In the past 15 years, through my career as a coastal scientist, I have witnessed many devastating and expensive storms: Hurricanes Katrina (2005;$170 B), Ike (2008; $36.9B), Sandy (2012; $74.1 B), and Harvey (2017; $131 B) to name a few. And just this year Hurricane Laura and Sally are starting to accrue over a billion dollars in damages.
Since joining the Socio-Economics Group, one of my go-to sources of hurricane damage information is from the NOAA National Centers for Environmental Information’s Billion-Dollar Weather and Climate Disasters database and reports. In this database, “direct impact losses” such as physical damage to buildings, material assets, vehicles, public/private infrastructure, agricultural assets, and “time element losses” such as business interruptions, are considered. This type of information is obtained from the Insurance Services Office, the Federal Emergency Management Agency, the National Flood Insurance Program, and Presidential Disaster Declarations, among others. These reports are important because they help us understand long-term trends in disaster frequency and cost and bring attention to the things that can be rebuilt.
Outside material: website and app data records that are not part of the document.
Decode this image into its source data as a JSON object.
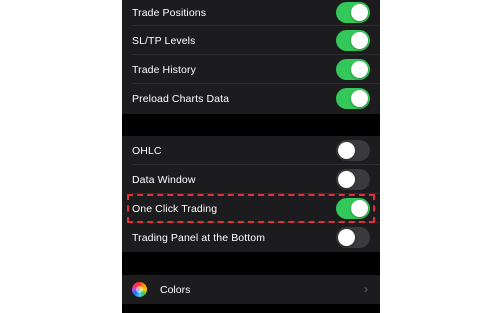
{
  "group1": {
    "items": [
      {
        "label": "Trade Positions",
        "on": true
      },
      {
        "label": "SL/TP Levels",
        "on": true
      },
      {
        "label": "Trade History",
        "on": true
      },
      {
        "label": "Preload Charts Data",
        "on": true
      }
    ]
  },
  "group2": {
    "items": [
      {
        "label": "OHLC",
        "on": false
      },
      {
        "label": "Data Window",
        "on": false
      },
      {
        "label": "One Click Trading",
        "on": true
      },
      {
        "label": "Trading Panel at the Bottom",
        "on": false
      }
    ]
  },
  "colors": {
    "label": "Colors",
    "icon": "color-wheel-icon",
    "chevron": "›"
  },
  "theme": {
    "toggle_on": "#34c759",
    "toggle_off": "#3a3a3c",
    "highlight": "#e0303a"
  }
}
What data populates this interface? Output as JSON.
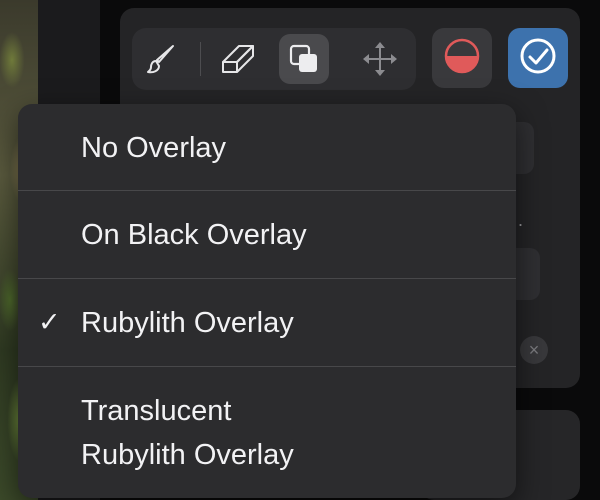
{
  "toolbar": {
    "tools": [
      {
        "icon": "brush-icon",
        "active": false
      },
      {
        "icon": "eraser-icon",
        "active": false
      },
      {
        "icon": "overlay-layers-icon",
        "active": true
      },
      {
        "icon": "move-arrows-icon",
        "active": false
      }
    ],
    "mask_button_icon": "half-circle-mask-icon",
    "confirm_button_icon": "checkmark-circle-icon"
  },
  "colors": {
    "accent_blue": "#3d72ad",
    "mask_red": "#e05a5a",
    "menu_background": "#2c2c2e",
    "separator": "#48484a"
  },
  "panel": {
    "truncated_text": ":."
  },
  "overlay_menu": {
    "items": [
      {
        "label": "No Overlay",
        "checked": false
      },
      {
        "label": "On Black Overlay",
        "checked": false
      },
      {
        "label": "Rubylith Overlay",
        "checked": true
      },
      {
        "label_line1": "Translucent",
        "label_line2": "Rubylith Overlay",
        "checked": false
      }
    ],
    "check_glyph": "✓"
  }
}
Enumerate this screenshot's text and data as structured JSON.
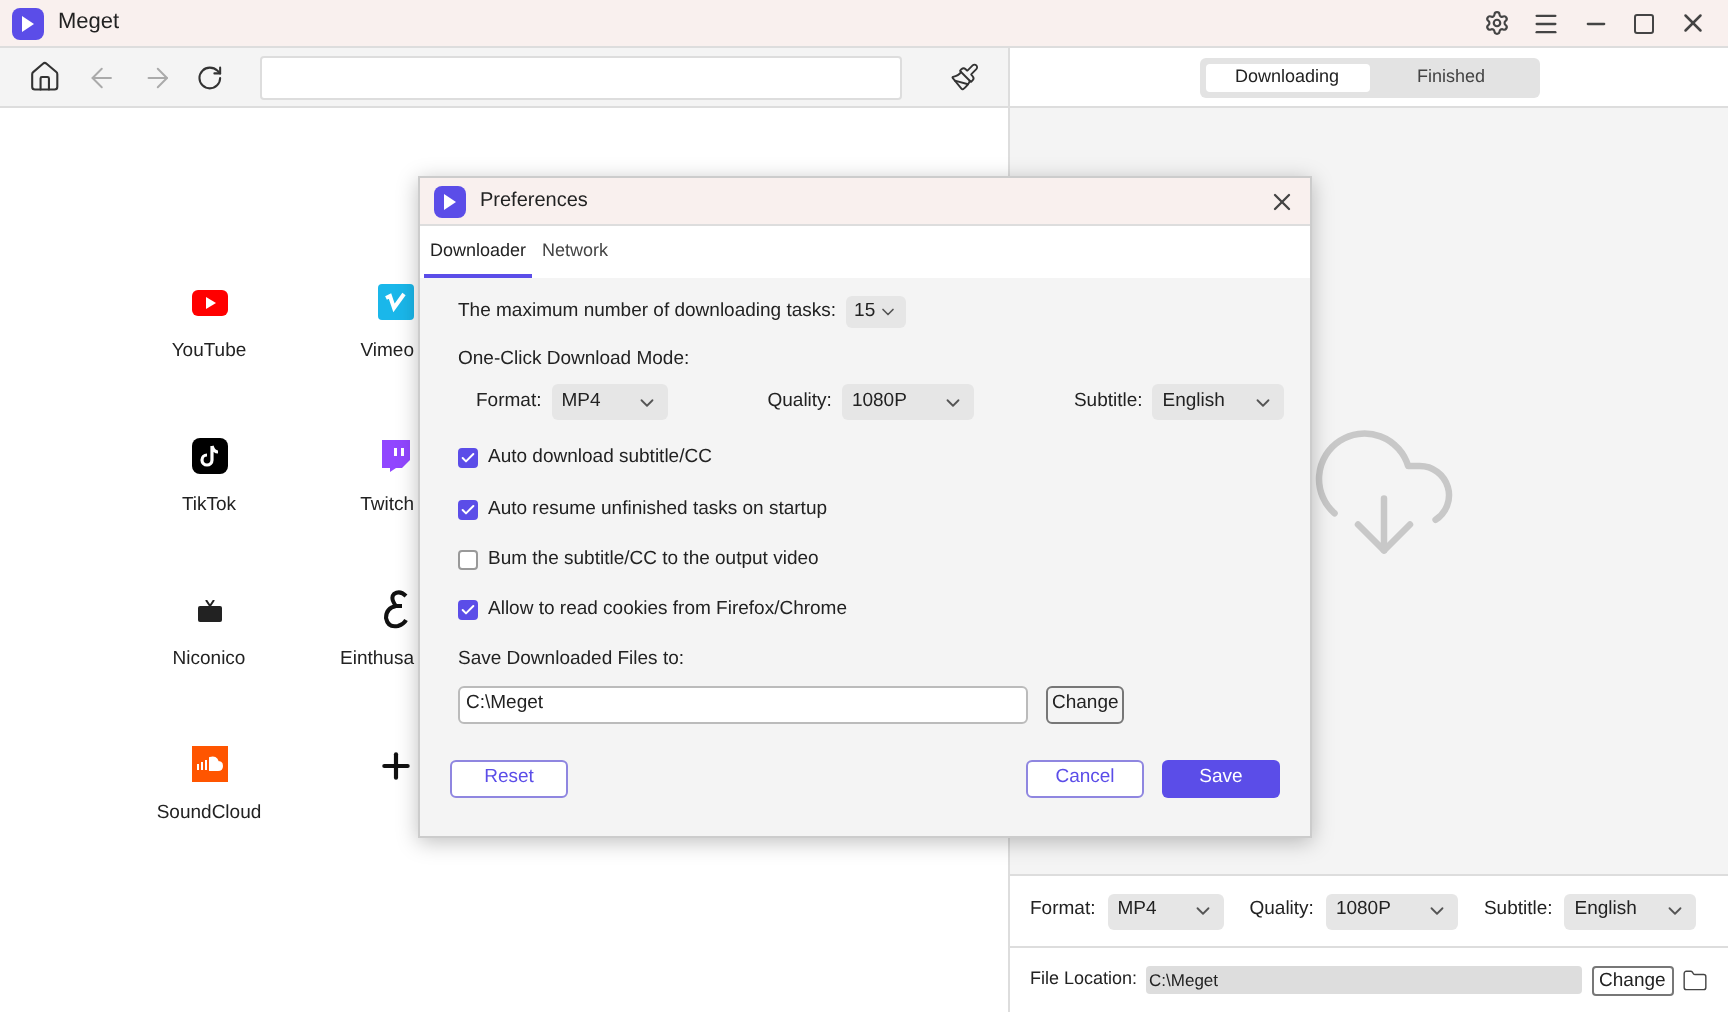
{
  "app": {
    "title": "Meget"
  },
  "sites": [
    {
      "name": "YouTube",
      "kind": "youtube"
    },
    {
      "name": "Vimeo",
      "kind": "vimeo"
    },
    {
      "name": "TikTok",
      "kind": "tiktok"
    },
    {
      "name": "Twitch",
      "kind": "twitch"
    },
    {
      "name": "Niconico",
      "kind": "niconico"
    },
    {
      "name": "Einthusa",
      "kind": "einthusan"
    },
    {
      "name": "SoundCloud",
      "kind": "soundcloud"
    },
    {
      "kind": "add"
    }
  ],
  "download_tabs": [
    {
      "label": "Downloading",
      "selected": true
    },
    {
      "label": "Finished",
      "selected": false
    }
  ],
  "bottom": {
    "selects": [
      {
        "label": "Format:",
        "value": "MP4"
      },
      {
        "label": "Quality:",
        "value": "1080P"
      },
      {
        "label": "Subtitle:",
        "value": "English"
      }
    ],
    "file_location": {
      "label": "File Location:",
      "value": "C:\\Meget"
    },
    "change_button": "Change"
  },
  "dialog": {
    "title": "Preferences",
    "tabs": [
      {
        "label": "Downloader",
        "selected": true
      },
      {
        "label": "Network",
        "selected": false
      }
    ],
    "max_tasks": {
      "label": "The maximum number of downloading tasks:",
      "value": "15"
    },
    "mode_label": "One-Click Download Mode:",
    "selects": [
      {
        "label": "Format:",
        "value": "MP4"
      },
      {
        "label": "Quality:",
        "value": "1080P"
      },
      {
        "label": "Subtitle:",
        "value": "English"
      }
    ],
    "options": [
      {
        "label": "Auto download subtitle/CC",
        "checked": true
      },
      {
        "label": "Auto resume unfinished tasks on startup",
        "checked": true
      },
      {
        "label": "Bum the subtitle/CC to the output video",
        "checked": false
      },
      {
        "label": "Allow to read cookies from Firefox/Chrome",
        "checked": true
      }
    ],
    "save_label": "Save Downloaded Files to:",
    "save_path": "C:\\Meget",
    "change_button": "Change",
    "buttons": {
      "reset": "Reset",
      "cancel": "Cancel",
      "save": "Save"
    }
  }
}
But many other losses are not considered in these types of reports. For example, they do not capture indirect losses which are the secondary costs and long term impacts sustained in the days, weeks, or months after an event. These include healthcare losses, damages that result from a lack of utilities such as electricity or running water, mental health and stress issues, and even financial health and credit score. In addition, we don’t emphasize the impacts on the natural assets of a community (e.g. wetland vegetation, trees, beaches), how many people move and do not return to their town after a disaster, or other cultural and community-based changes that can occur after a devastating event.
When we witness hurricane recovery it’s easy to tackle the physical losses, which are in many instances, replaceable. Other qualities that comprise a community are the people, their culture, and the natural environment in which they interact, which are harder to restore. In the aftermath of Hurricane Harvey, many people came together to help their community rebuild, in addition to the donation of items, money, and time people gave to support those affected by the Hurricane. This type of community cohesiveness highlights the strong sense of place and value that we place on our communities.
A sense of place describes people’s attachment to a unique location. A sense of place is borne from the unique experiences, learning, and growth that occur in our community; it’s a term that describes the overlap of geography, nature, built environment, experiences, and emotions. A natural disaster can lead to a harsh disruption of the natural and built environment, eliciting strong feelings to be prepared for and to rebuild our communities after a disaster. Although the impacts of such events can be in the billions of dollars, we continue to rebuild because the place that we live in is unique, it is what we know and where we want to be. And we cannot put a price tag on the value of the community.
What are the attributes of your community that you find valuable? Are they vulnerable to the impacts of tropical storms? Leave us your thoughts in the comments.
Links for Hurricane Preparedness:
Texas Hurricane Center- https://gov.texas.gov/hurricane
Homeowners Handbook to Prepare for Coastal Natural Hazards and other resources: